But these black men returned forever changed. "They had come," observes David Levering Lewis, author of "When Harlem Was in Vogue," "as thousands of other returning Afro-American soldiers came, with a music, a life style, and a dignity new to the nation -- and soon to pervade it."
The Harlem Renaissance show will be the last one at the Anacostia museum before it leaves its home of 18 years for a new building at Fort Stanton Park. The show is dramatic more for the period of history that it commemorates than for the objects on display themselves.
In fact, that large grouping of snapshots at the opening -- from the marching troops to a charming photo of poet Langston Hughes, who has turned out to be the most enduring black artist of the period, drinking with Wallace Thurman, the writer who died tragically young -- does as much as anything to set the tone of the age, its "vogue," as Lewis aptly called it.
"This stuff on display needs context like this if it is to mean much to the viewer," explains Rebecca Welch, the former Smithsonian curator who organized the show. "One of the fascinating things about the period is the way everything overlaps. It was a small crowd, in a given time [from the end of the war to the Depression] And, unlike now, the musicians, for instance, would know a Du Bois [W.E.B. Du Bois, the brilliant polemicist], and vice versa. To understand the subject today, you have to know a bit about the personalities."
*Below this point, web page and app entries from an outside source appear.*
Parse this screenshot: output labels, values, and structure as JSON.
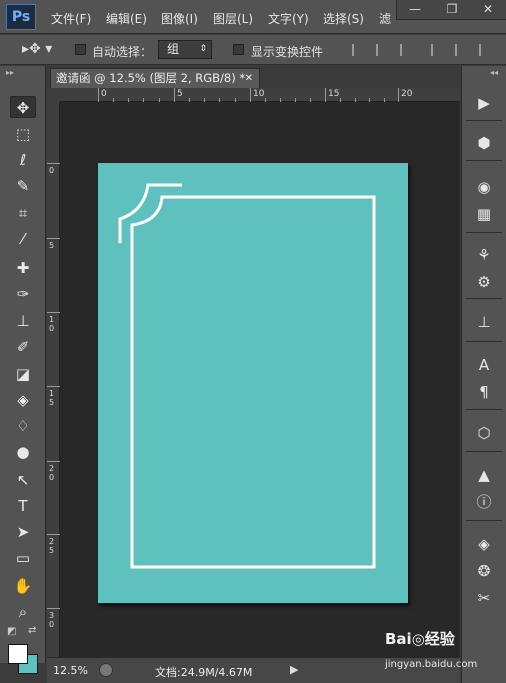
{
  "app": {
    "logo": "Ps"
  },
  "menu": [
    "文件(F)",
    "编辑(E)",
    "图像(I)",
    "图层(L)",
    "文字(Y)",
    "选择(S)",
    "滤"
  ],
  "window_controls": {
    "minimize": "—",
    "restore": "❐",
    "close": "✕"
  },
  "options": {
    "auto_select_label": "自动选择：",
    "auto_select_value": "组",
    "transform_label": "显示变换控件"
  },
  "document": {
    "tab_title": "邀请函 @ 12.5% (图层 2, RGB/8) *",
    "close": "✕"
  },
  "rulers": {
    "top": [
      "0",
      "5",
      "10",
      "15",
      "20"
    ],
    "left": [
      "0",
      "5",
      "1 0",
      "1 5",
      "2 0",
      "2 5",
      "3 0"
    ]
  },
  "status": {
    "zoom": "12.5%",
    "doc_info": "文档:24.9M/4.67M",
    "arrow": "▶"
  },
  "colors": {
    "canvas": "#5fc1bd",
    "frame": "#ffffff",
    "foreground": "#ffffff",
    "background": "#5fc1bd"
  },
  "tools": [
    "move-tool",
    "marquee-tool",
    "lasso-tool",
    "quick-select-tool",
    "crop-tool",
    "eyedropper-tool",
    "healing-brush-tool",
    "brush-tool",
    "clone-stamp-tool",
    "history-brush-tool",
    "eraser-tool",
    "paint-bucket-tool",
    "blur-tool",
    "dodge-tool",
    "pen-tool",
    "type-tool",
    "path-select-tool",
    "rectangle-tool",
    "hand-tool",
    "zoom-tool"
  ],
  "watermark": {
    "brand": "Bai◎经验",
    "url": "jingyan.baidu.com"
  }
}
With the esprit brought on by the postwar sense of creativity among blacks in Harlem, as well as in places like Washington, there was a sort of interdisciplinary interchange. "There was a circle of people who had not been talking with each other before, and now they were talking with each other," says Welch. Some of the leading black thinkers began to catalogue some of these figures as "the New Negro."
In addition, the blacks were talking with important whites, and vice versa. One of the catalytic events between artists of the races was a widely known dinner staged by Charles S. Johnson in 1924; among the whites there were H.L. Mencken, Carl Van Doren and Eugene O'Neill (he had started writing on black subjects years earlier with "The Emperor Jones" and at that very time was staging his play about miscegenation, "All God's Chillun Got Wings," starring Paul Robeson).
There is little that a museum show can do to bring alive this kind of performing arts material, however strong it must have been. The array of programs, critiques and photos from the period indeed whets the appetite.
The visual arts fare better in this kind of show -- especially the powerful Art Deco graphics of Aaron Douglas. The paintings are not particularly bold stylistically. Most of them are small scale and are portraits. One of the fascinating things about them is the apparent African influence. In contrast with today, that influence was indirect. "It was Picasso and Braque who came in direct contact with the African masks, in Europe," says Welch. "And Americans found out about them through the Cubists, in things like the Armory show, not from the Africans."
Equally appealing visually are the fashion exhibits. There are, for instance, some elegantly beaded and embroidered black party dresses from the Harlem Institute of Fashion. They belonged to the elegant A'Lelia Walker, heir to the C.J. Walker hair preparation fortune, and they say it all about the level of high living in the period.
There are musical and audio-visual exhibits. In some of these areas, the links to Harlem are tentative, as in the dubious inclusion of Marian Anderson.
The show, at 2404 Martin Luther King Jr. Ave. SE, runs through December -- from 10 to 6 on weekdays, and noon to 6 on weekends.